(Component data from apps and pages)
● ● ● ● ● ● ●

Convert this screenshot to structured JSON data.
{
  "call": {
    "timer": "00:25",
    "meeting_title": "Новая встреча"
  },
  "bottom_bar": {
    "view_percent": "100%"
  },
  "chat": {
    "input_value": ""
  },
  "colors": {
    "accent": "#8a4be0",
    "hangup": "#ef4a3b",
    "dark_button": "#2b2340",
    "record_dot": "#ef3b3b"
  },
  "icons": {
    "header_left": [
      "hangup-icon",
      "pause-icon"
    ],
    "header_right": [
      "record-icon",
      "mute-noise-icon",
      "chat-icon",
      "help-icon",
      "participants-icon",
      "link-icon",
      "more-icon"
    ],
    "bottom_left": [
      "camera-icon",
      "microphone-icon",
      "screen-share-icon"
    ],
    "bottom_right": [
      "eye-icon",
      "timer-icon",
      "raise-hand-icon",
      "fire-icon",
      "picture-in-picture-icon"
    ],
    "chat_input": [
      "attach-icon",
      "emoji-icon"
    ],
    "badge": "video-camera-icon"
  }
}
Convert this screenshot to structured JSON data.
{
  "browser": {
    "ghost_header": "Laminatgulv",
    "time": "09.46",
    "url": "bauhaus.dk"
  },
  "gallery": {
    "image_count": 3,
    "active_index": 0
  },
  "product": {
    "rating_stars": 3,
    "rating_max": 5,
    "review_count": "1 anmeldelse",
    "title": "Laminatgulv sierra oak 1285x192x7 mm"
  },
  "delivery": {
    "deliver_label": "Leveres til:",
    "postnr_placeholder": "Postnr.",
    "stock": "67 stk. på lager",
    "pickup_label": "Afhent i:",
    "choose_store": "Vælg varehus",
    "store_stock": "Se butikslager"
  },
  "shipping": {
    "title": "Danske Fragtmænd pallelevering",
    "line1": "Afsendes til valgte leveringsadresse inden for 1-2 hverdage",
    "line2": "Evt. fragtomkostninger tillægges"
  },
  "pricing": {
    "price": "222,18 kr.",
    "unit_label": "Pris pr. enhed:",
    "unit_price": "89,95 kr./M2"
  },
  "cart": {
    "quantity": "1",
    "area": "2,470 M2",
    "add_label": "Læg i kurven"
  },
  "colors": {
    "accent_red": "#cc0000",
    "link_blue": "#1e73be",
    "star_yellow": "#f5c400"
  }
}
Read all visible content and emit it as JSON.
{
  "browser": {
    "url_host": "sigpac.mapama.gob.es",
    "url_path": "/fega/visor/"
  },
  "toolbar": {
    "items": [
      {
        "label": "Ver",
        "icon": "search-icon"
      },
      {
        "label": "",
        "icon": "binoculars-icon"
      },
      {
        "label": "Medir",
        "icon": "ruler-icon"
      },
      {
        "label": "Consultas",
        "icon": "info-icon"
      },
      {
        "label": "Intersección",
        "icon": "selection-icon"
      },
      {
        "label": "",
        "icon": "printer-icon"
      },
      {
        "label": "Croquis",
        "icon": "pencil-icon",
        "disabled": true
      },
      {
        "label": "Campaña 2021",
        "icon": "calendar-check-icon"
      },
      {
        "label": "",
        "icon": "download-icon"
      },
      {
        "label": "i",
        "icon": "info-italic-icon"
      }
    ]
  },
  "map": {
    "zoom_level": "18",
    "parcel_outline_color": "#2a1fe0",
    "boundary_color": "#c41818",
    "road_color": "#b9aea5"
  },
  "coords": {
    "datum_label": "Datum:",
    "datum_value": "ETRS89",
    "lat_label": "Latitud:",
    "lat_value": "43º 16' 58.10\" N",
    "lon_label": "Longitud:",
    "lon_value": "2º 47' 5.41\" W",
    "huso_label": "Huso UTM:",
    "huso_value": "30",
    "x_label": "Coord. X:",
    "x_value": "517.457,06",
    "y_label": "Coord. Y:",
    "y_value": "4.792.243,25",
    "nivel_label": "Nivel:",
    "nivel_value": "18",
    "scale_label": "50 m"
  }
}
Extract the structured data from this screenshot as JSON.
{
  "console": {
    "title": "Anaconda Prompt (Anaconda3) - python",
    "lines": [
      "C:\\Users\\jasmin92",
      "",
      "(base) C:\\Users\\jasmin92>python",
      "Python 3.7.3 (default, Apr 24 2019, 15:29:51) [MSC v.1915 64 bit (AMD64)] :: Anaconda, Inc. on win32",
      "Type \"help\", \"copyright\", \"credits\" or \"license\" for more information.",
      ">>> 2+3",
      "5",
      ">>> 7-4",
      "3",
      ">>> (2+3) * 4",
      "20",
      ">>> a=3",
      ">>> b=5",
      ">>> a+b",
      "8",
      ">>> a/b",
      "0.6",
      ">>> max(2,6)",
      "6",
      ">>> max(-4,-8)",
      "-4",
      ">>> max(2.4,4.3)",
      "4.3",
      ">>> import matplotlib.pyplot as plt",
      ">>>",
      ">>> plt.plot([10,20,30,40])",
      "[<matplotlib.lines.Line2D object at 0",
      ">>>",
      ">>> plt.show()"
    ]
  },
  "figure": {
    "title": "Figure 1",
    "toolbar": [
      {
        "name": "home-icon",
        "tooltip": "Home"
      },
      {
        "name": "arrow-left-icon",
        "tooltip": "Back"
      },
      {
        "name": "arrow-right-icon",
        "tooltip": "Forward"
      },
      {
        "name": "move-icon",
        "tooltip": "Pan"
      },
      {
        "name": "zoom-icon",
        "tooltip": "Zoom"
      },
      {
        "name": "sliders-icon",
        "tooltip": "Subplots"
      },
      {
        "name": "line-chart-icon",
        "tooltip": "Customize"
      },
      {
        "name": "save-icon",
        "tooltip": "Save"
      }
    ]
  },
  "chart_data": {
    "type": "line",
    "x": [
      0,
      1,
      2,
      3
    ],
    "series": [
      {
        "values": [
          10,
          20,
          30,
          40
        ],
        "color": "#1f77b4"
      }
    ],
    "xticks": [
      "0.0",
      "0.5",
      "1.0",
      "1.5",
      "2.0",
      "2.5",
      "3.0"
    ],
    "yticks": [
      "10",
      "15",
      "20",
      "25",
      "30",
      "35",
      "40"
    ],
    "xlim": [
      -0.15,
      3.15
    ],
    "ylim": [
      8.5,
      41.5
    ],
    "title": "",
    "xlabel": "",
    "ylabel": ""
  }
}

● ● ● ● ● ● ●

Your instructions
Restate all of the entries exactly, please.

Solution to this exercise
Convert this screenshot to structured JSON data.
{
  "call": {
    "timer": "00:25",
    "meeting_title": "Новая встреча"
  },
  "bottom_bar": {
    "view_percent": "100%"
  },
  "chat": {
    "input_value": ""
  },
  "colors": {
    "accent": "#8a4be0",
    "hangup": "#ef4a3b",
    "dark_button": "#2b2340",
    "record_dot": "#ef3b3b"
  },
  "icons": {
    "header_left": [
      "hangup-icon",
      "pause-icon"
    ],
    "header_right": [
      "record-icon",
      "mute-noise-icon",
      "chat-icon",
      "help-icon",
      "participants-icon",
      "link-icon",
      "more-icon"
    ],
    "bottom_left": [
      "camera-icon",
      "microphone-icon",
      "screen-share-icon"
    ],
    "bottom_right": [
      "eye-icon",
      "timer-icon",
      "raise-hand-icon",
      "fire-icon",
      "picture-in-picture-icon"
    ],
    "chat_input": [
      "attach-icon",
      "emoji-icon"
    ],
    "badge": "video-camera-icon"
  }
}
Convert this screenshot to structured JSON data.
{
  "browser": {
    "ghost_header": "Laminatgulv",
    "time": "09.46",
    "url": "bauhaus.dk"
  },
  "gallery": {
    "image_count": 3,
    "active_index": 0
  },
  "product": {
    "rating_stars": 3,
    "rating_max": 5,
    "review_count": "1 anmeldelse",
    "title": "Laminatgulv sierra oak 1285x192x7 mm"
  },
  "delivery": {
    "deliver_label": "Leveres til:",
    "postnr_placeholder": "Postnr.",
    "stock": "67 stk. på lager",
    "pickup_label": "Afhent i:",
    "choose_store": "Vælg varehus",
    "store_stock": "Se butikslager"
  },
  "shipping": {
    "title": "Danske Fragtmænd pallelevering",
    "line1": "Afsendes til valgte leveringsadresse inden for 1-2 hverdage",
    "line2": "Evt. fragtomkostninger tillægges"
  },
  "pricing": {
    "price": "222,18 kr.",
    "unit_label": "Pris pr. enhed:",
    "unit_price": "89,95 kr./M2"
  },
  "cart": {
    "quantity": "1",
    "area": "2,470 M2",
    "add_label": "Læg i kurven"
  },
  "colors": {
    "accent_red": "#cc0000",
    "link_blue": "#1e73be",
    "star_yellow": "#f5c400"
  }
}
Read all visible content and emit it as JSON.
{
  "browser": {
    "url_host": "sigpac.mapama.gob.es",
    "url_path": "/fega/visor/"
  },
  "toolbar": {
    "items": [
      {
        "label": "Ver",
        "icon": "search-icon"
      },
      {
        "label": "",
        "icon": "binoculars-icon"
      },
      {
        "label": "Medir",
        "icon": "ruler-icon"
      },
      {
        "label": "Consultas",
        "icon": "info-icon"
      },
      {
        "label": "Intersección",
        "icon": "selection-icon"
      },
      {
        "label": "",
        "icon": "printer-icon"
      },
      {
        "label": "Croquis",
        "icon": "pencil-icon",
        "disabled": true
      },
      {
        "label": "Campaña 2021",
        "icon": "calendar-check-icon"
      },
      {
        "label": "",
        "icon": "download-icon"
      },
      {
        "label": "i",
        "icon": "info-italic-icon"
      }
    ]
  },
  "map": {
    "zoom_level": "18",
    "parcel_outline_color": "#2a1fe0",
    "boundary_color": "#c41818",
    "road_color": "#b9aea5"
  },
  "coords": {
    "datum_label": "Datum:",
    "datum_value": "ETRS89",
    "lat_label": "Latitud:",
    "lat_value": "43º 16' 58.10\" N",
    "lon_label": "Longitud:",
    "lon_value": "2º 47' 5.41\" W",
    "huso_label": "Huso UTM:",
    "huso_value": "30",
    "x_label": "Coord. X:",
    "x_value": "517.457,06",
    "y_label": "Coord. Y:",
    "y_value": "4.792.243,25",
    "nivel_label": "Nivel:",
    "nivel_value": "18",
    "scale_label": "50 m"
  }
}
Extract the structured data from this screenshot as JSON.
{
  "console": {
    "title": "Anaconda Prompt (Anaconda3) - python",
    "lines": [
      "C:\\Users\\jasmin92",
      "",
      "(base) C:\\Users\\jasmin92>python",
      "Python 3.7.3 (default, Apr 24 2019, 15:29:51) [MSC v.1915 64 bit (AMD64)] :: Anaconda, Inc. on win32",
      "Type \"help\", \"copyright\", \"credits\" or \"license\" for more information.",
      ">>> 2+3",
      "5",
      ">>> 7-4",
      "3",
      ">>> (2+3) * 4",
      "20",
      ">>> a=3",
      ">>> b=5",
      ">>> a+b",
      "8",
      ">>> a/b",
      "0.6",
      ">>> max(2,6)",
      "6",
      ">>> max(-4,-8)",
      "-4",
      ">>> max(2.4,4.3)",
      "4.3",
      ">>> import matplotlib.pyplot as plt",
      ">>>",
      ">>> plt.plot([10,20,30,40])",
      "[<matplotlib.lines.Line2D object at 0",
      ">>>",
      ">>> plt.show()"
    ]
  },
  "figure": {
    "title": "Figure 1",
    "toolbar": [
      {
        "name": "home-icon",
        "tooltip": "Home"
      },
      {
        "name": "arrow-left-icon",
        "tooltip": "Back"
      },
      {
        "name": "arrow-right-icon",
        "tooltip": "Forward"
      },
      {
        "name": "move-icon",
        "tooltip": "Pan"
      },
      {
        "name": "zoom-icon",
        "tooltip": "Zoom"
      },
      {
        "name": "sliders-icon",
        "tooltip": "Subplots"
      },
      {
        "name": "line-chart-icon",
        "tooltip": "Customize"
      },
      {
        "name": "save-icon",
        "tooltip": "Save"
      }
    ]
  },
  "chart_data": {
    "type": "line",
    "x": [
      0,
      1,
      2,
      3
    ],
    "series": [
      {
        "values": [
          10,
          20,
          30,
          40
        ],
        "color": "#1f77b4"
      }
    ],
    "xticks": [
      "0.0",
      "0.5",
      "1.0",
      "1.5",
      "2.0",
      "2.5",
      "3.0"
    ],
    "yticks": [
      "10",
      "15",
      "20",
      "25",
      "30",
      "35",
      "40"
    ],
    "xlim": [
      -0.15,
      3.15
    ],
    "ylim": [
      8.5,
      41.5
    ],
    "title": "",
    "xlabel": "",
    "ylabel": ""
  }
}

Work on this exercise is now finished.